*** Block opens ***

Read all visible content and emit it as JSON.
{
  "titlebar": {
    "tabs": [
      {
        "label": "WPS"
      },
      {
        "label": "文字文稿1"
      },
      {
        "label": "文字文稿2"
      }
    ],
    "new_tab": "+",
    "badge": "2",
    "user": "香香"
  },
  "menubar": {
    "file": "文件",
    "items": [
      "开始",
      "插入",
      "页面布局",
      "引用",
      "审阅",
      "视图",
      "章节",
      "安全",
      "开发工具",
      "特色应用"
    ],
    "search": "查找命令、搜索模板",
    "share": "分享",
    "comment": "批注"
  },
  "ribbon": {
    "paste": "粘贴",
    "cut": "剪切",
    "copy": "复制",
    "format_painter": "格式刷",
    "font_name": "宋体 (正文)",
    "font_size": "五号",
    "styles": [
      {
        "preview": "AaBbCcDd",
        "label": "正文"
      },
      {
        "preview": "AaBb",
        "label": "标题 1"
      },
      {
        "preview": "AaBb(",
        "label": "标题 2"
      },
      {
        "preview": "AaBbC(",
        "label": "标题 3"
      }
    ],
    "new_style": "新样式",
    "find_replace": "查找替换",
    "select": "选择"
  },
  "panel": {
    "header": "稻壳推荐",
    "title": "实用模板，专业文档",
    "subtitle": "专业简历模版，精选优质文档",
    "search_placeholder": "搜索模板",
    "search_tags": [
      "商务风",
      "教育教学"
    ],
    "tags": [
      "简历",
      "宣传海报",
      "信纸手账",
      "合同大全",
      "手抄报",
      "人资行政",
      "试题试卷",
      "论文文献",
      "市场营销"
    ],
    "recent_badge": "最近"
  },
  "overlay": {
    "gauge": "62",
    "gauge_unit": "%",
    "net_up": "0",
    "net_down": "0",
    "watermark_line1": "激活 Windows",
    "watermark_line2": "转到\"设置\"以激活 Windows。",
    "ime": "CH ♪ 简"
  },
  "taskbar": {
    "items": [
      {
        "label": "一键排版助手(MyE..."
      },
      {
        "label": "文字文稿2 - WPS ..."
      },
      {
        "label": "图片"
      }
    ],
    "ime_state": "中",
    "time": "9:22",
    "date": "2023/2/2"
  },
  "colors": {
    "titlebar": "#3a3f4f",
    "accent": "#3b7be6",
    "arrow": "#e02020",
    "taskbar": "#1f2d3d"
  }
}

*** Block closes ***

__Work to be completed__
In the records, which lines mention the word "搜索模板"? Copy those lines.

__Solution for this exercise__
    "search": "查找命令、搜索模板",
    "search_placeholder": "搜索模板",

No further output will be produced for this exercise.